Objective: To assess prevalence of CT imaging-derived sarcopenia, osteoporosis, and visceral obesity in clinically frail and prefrail patients and determine their association with the diagnosis of frailty.
Materials and methods: This cross-sectional study was constructed using our institution's pelvic trauma registry and ambulatory database registry. The study included all elderly pelvic trauma patients and ambulatory outpatients between May 2016 and March 2020 who had a comprehensive geriatric assessment and CT abdomen/pelvis within 1 year from the date of the assessment. Patients were dichotomized in prefrail or frail groups. The study excluded patients with history of metastatic disease or malignancy requiring chemotherapy.

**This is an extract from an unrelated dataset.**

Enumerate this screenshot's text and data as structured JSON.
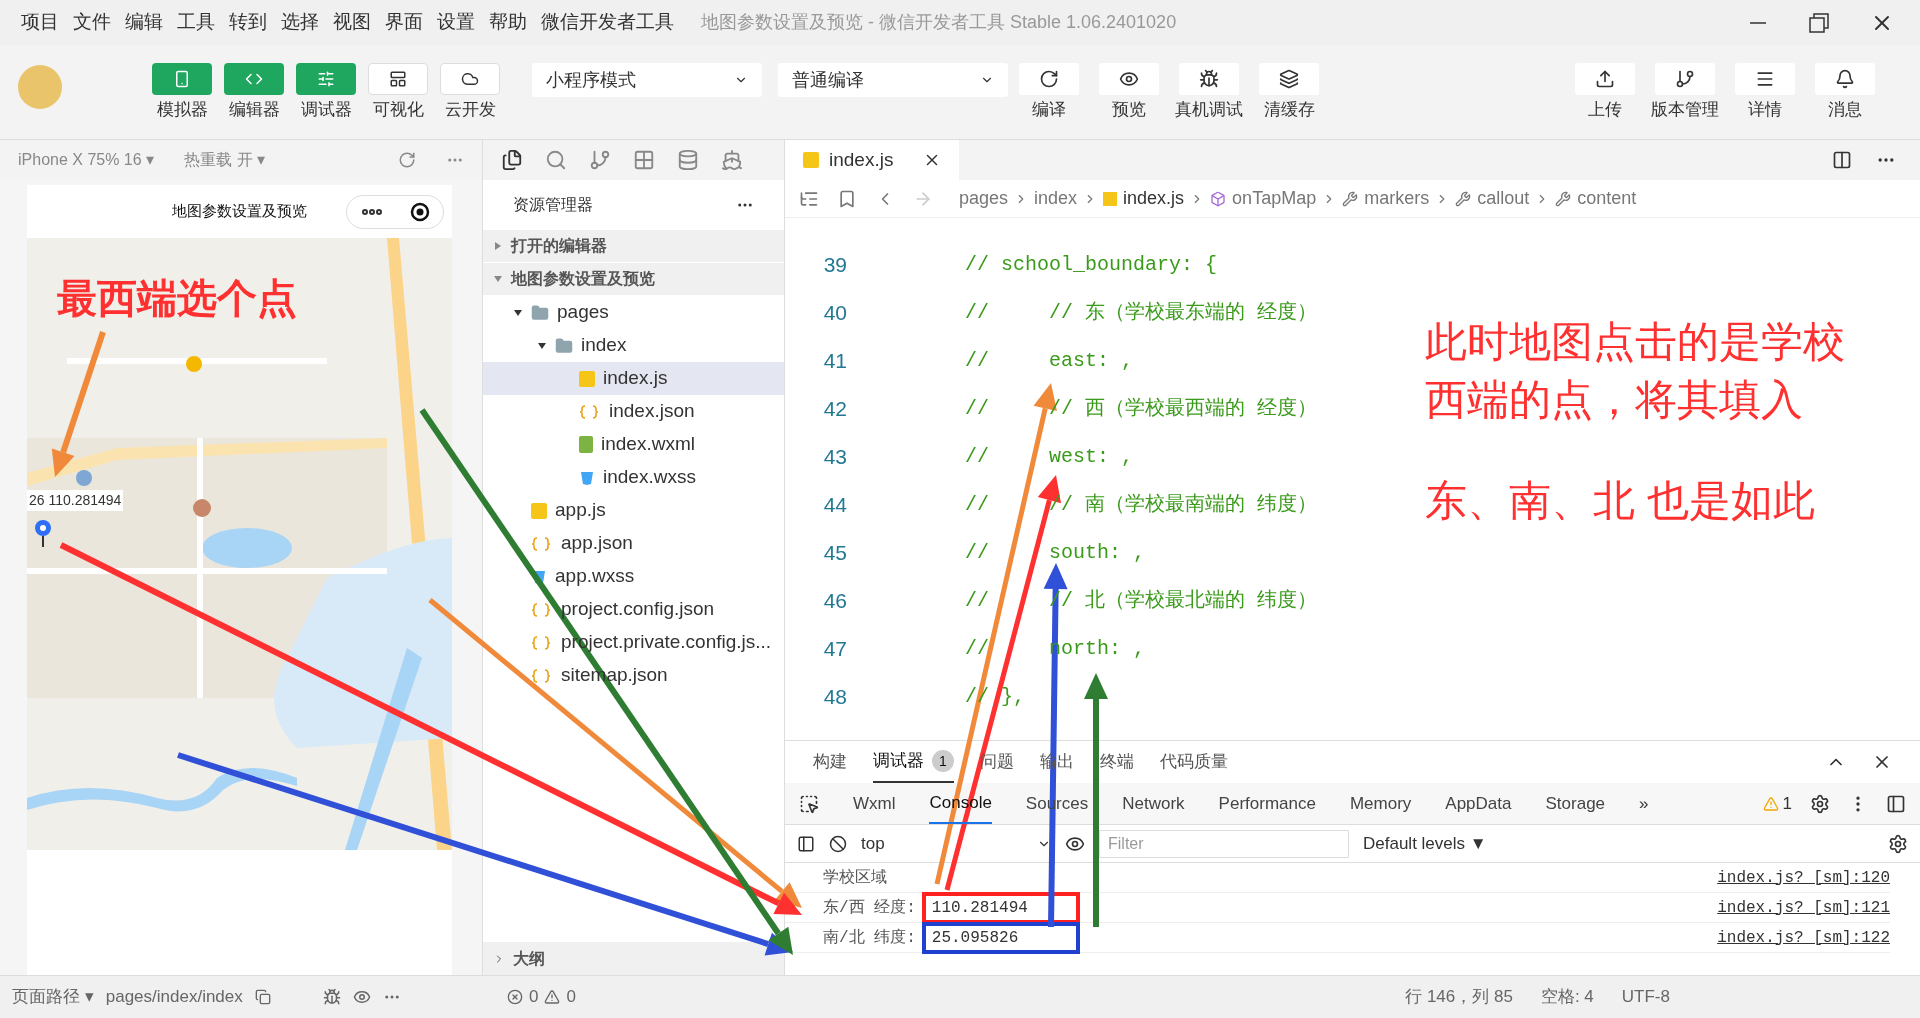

Results: The study cohort consisted of 151 elderly female and 65 male patients. Each gender population was subdivided into frail (114 female [75%], 51 male [78%]) and prefrail (37 female [25%], 14 male [22%]) patients. CT-imaging-derived diagnosis of osteoporosis (odds ratio, 2.5; 95% CI: 1.2-5.5) and sarcopenia (odds ratio, 2.6; 95% CI: 1.2-5.6) were associated with frailty in females, but did not reach statistical significance in males. BMI and subcutaneous adipose tissue at L3 level were statistically lower in the frail male group compared to the prefrail group. BMI showed strong correlation with the subcutaneous area at the L3 level in both genders (Spearman's coefficient of 0.8, p < 0.001). Hypoalbuminemia and visceral obesity were not associated with frailty in either gender.
Conclusion: This proof-of-concept study demonstrates the feasibility of using CT-derived body-composition parameters as a screening tool for frailty, which can offer an opportunity for early medical intervention.
Keywords: Body composition; Frailty; Machine learning.
© 2021. ISS.